- About this exercise:
Check every line of the data for the word "WHERE", and copy those that have it.

=== Excerpted records ===

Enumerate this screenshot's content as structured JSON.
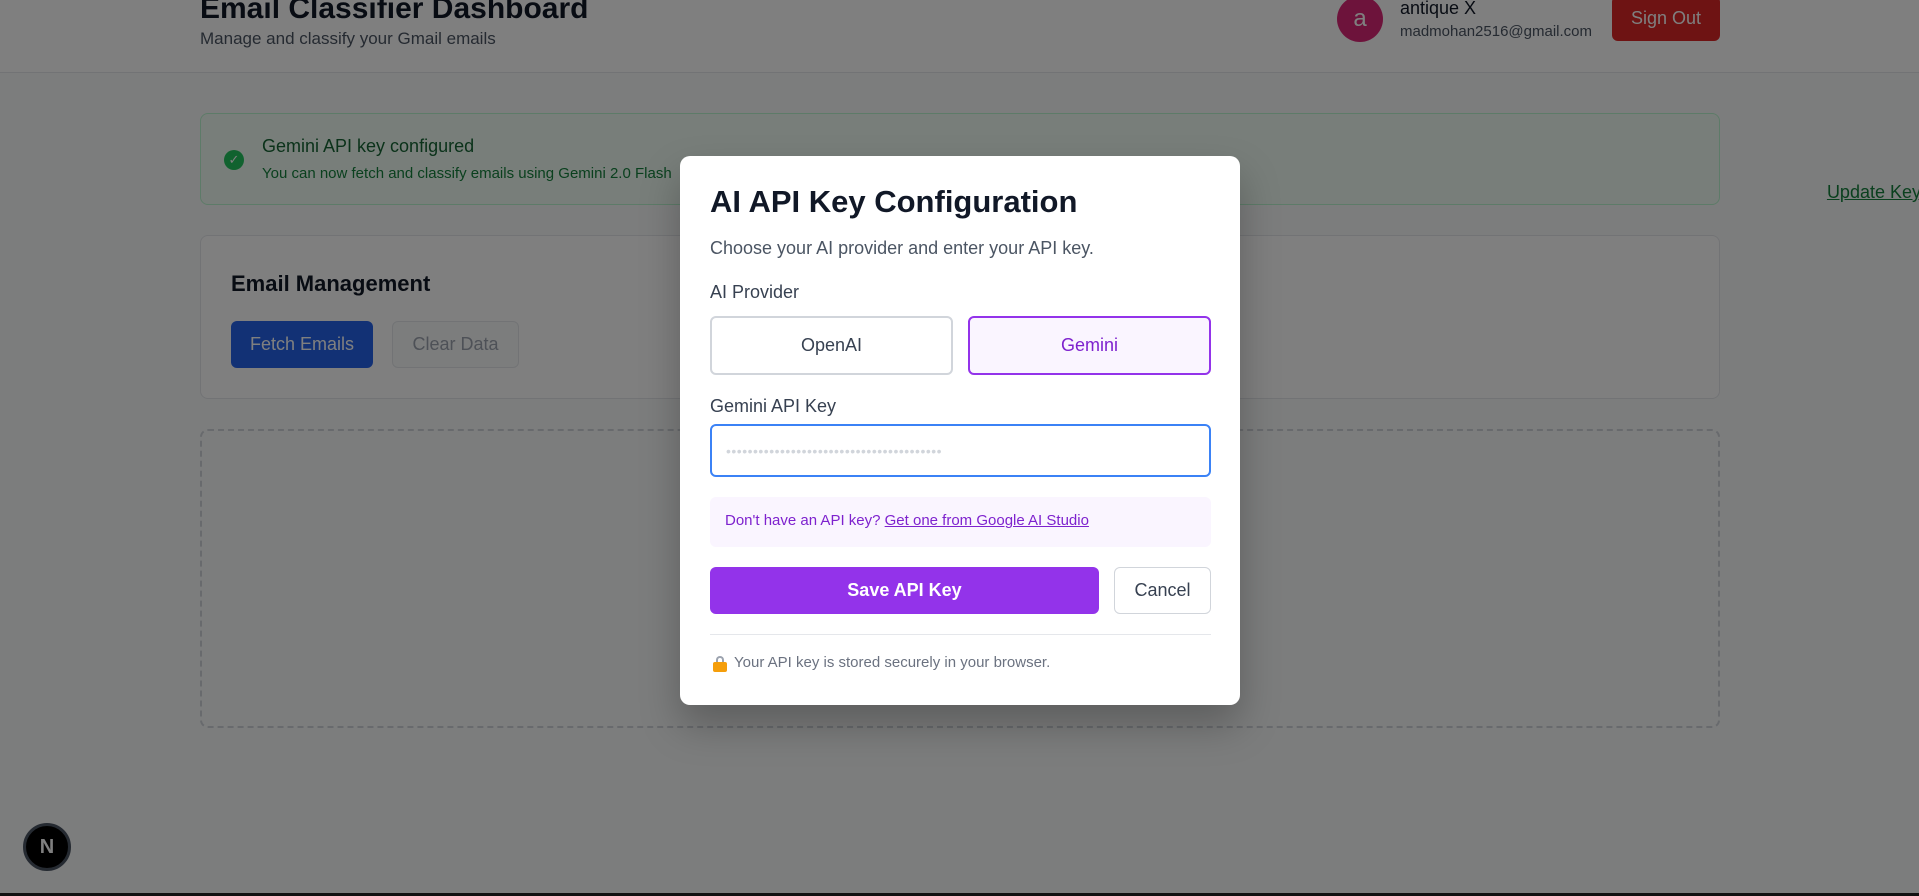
{
  "header": {
    "title": "Email Classifier Dashboard",
    "subtitle": "Manage and classify your Gmail emails",
    "avatar_letter": "a",
    "user_name": "antique X",
    "user_email": "madmohan2516@gmail.com",
    "sign_out_label": "Sign Out"
  },
  "banner": {
    "title": "Gemini API key configured",
    "text": "You can now fetch and classify emails using Gemini 2.0 Flash",
    "update_key_label": "Update Key"
  },
  "email_management": {
    "title": "Email Management",
    "fetch_label": "Fetch Emails",
    "clear_label": "Clear Data"
  },
  "modal": {
    "title": "AI API Key Configuration",
    "subtitle": "Choose your AI provider and enter your API key.",
    "provider_label": "AI Provider",
    "providers": [
      {
        "label": "OpenAI",
        "selected": false
      },
      {
        "label": "Gemini",
        "selected": true
      }
    ],
    "key_label": "Gemini API Key",
    "key_placeholder": "••••••••••••••••••••••••••••••••••••••••",
    "info_prefix": "Don't have an API key? ",
    "info_link": "Get one from Google AI Studio",
    "save_label": "Save API Key",
    "cancel_label": "Cancel",
    "security_note": "Your API key is stored securely in your browser."
  },
  "dev_badge": {
    "label": "N"
  },
  "colors": {
    "accent_purple": "#9333ea",
    "primary_blue": "#2563eb",
    "danger_red": "#dc2626",
    "success_green": "#22c55e",
    "avatar_pink": "#db2777"
  }
}
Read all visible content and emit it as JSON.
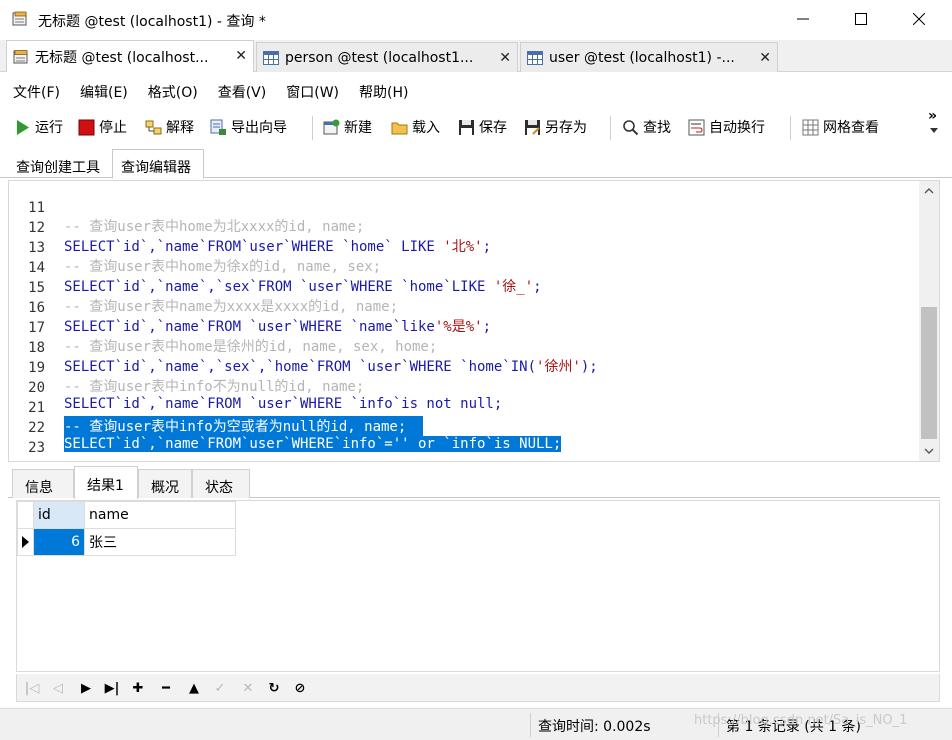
{
  "window": {
    "title": "无标题 @test (localhost1) - 查询 *",
    "icons": {
      "app": "query-file-icon",
      "minimize": "minimize-icon",
      "maximize": "maximize-icon",
      "close": "close-icon"
    }
  },
  "doc_tabs": [
    {
      "label": "无标题 @test (localhost...",
      "icon": "query-icon",
      "close": "✕"
    },
    {
      "label": "person @test (localhost1...",
      "icon": "table-icon",
      "close": "✕"
    },
    {
      "label": "user @test (localhost1) -...",
      "icon": "table-icon",
      "close": "✕"
    }
  ],
  "menu": [
    "文件(F)",
    "编辑(E)",
    "格式(O)",
    "查看(V)",
    "窗口(W)",
    "帮助(H)"
  ],
  "toolbar": {
    "run": "运行",
    "stop": "停止",
    "explain": "解释",
    "export_wizard": "导出向导",
    "new": "新建",
    "load": "载入",
    "save": "保存",
    "save_as": "另存为",
    "find": "查找",
    "word_wrap": "自动换行",
    "grid_view": "网格查看",
    "more": "»",
    "colors": {
      "run": "#2e9b2e",
      "stop": "#d01010"
    }
  },
  "sub_tabs": [
    "查询创建工具",
    "查询编辑器"
  ],
  "editor": {
    "lines": [
      {
        "no": "11",
        "type": "comment",
        "text": "-- 查询user表中home为北xxxx的id, name;"
      },
      {
        "no": "12",
        "type": "sql",
        "text": "SELECT`id`,`name`FROM`user`WHERE `home` LIKE ",
        "str": "'北%'",
        "tail": ";"
      },
      {
        "no": "13",
        "type": "comment",
        "text": "-- 查询user表中home为徐x的id, name, sex;"
      },
      {
        "no": "14",
        "type": "sql",
        "text": "SELECT`id`,`name`,`sex`FROM `user`WHERE `home`LIKE ",
        "str": "'徐_'",
        "tail": ";"
      },
      {
        "no": "15",
        "type": "comment",
        "text": "-- 查询user表中name为xxxx是xxxx的id, name;"
      },
      {
        "no": "16",
        "type": "sql",
        "text": "SELECT`id`,`name`FROM `user`WHERE `name`like",
        "str": "'%是%'",
        "tail": ";"
      },
      {
        "no": "17",
        "type": "comment",
        "text": "-- 查询user表中home是徐州的id, name, sex, home;"
      },
      {
        "no": "18",
        "type": "sql",
        "text": "SELECT`id`,`name`,`sex`,`home`FROM `user`WHERE `home`IN(",
        "str": "'徐州'",
        "tail": ");"
      },
      {
        "no": "19",
        "type": "comment",
        "text": "-- 查询user表中info不为null的id, name;"
      },
      {
        "no": "20",
        "type": "sql",
        "text": "SELECT`id`,`name`FROM `user`WHERE `info`is not null;",
        "str": "",
        "tail": ""
      },
      {
        "no": "21",
        "type": "highlight",
        "text": "-- 查询user表中info为空或者为null的id, name;  "
      },
      {
        "no": "22",
        "type": "highlight",
        "text": "SELECT`id`,`name`FROM`user`WHERE`info`='' or `info`is NULL;"
      },
      {
        "no": "23",
        "type": "empty",
        "text": ""
      }
    ]
  },
  "result_tabs": [
    "信息",
    "结果1",
    "概况",
    "状态"
  ],
  "result_grid": {
    "columns": [
      "id",
      "name"
    ],
    "rows": [
      {
        "id": "6",
        "name": "张三"
      }
    ]
  },
  "navigator": {
    "buttons": [
      "first-icon",
      "prev-icon",
      "next-icon",
      "last-icon",
      "add-icon",
      "delete-icon",
      "apply-icon",
      "discard-icon",
      "cancel-icon",
      "refresh-icon",
      "stop-icon"
    ],
    "glyphs": [
      "|◁",
      "◁",
      "▶",
      "▶|",
      "✚",
      "━",
      "▲",
      "✓",
      "✕",
      "↻",
      "⊘"
    ]
  },
  "status": {
    "query_time": "查询时间: 0.002s",
    "records": "第 1 条记录 (共 1 条)",
    "watermark": "https://blog.csdn.net/Sa_is_NO_1"
  }
}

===

- Task answer:
        "text": "SELECT`id`,`name`FROM`user`WHERE `home` LIKE ",
        "text": "SELECT`id`,`name`,`sex`FROM `user`WHERE `home`LIKE ",
        "text": "SELECT`id`,`name`FROM `user`WHERE `name`like",
        "text": "SELECT`id`,`name`,`sex`,`home`FROM `user`WHERE `home`IN(",
        "text": "SELECT`id`,`name`FROM `user`WHERE `info`is not null;",
        "text": "SELECT`id`,`name`FROM`user`WHERE`info`='' or `info`is NULL;"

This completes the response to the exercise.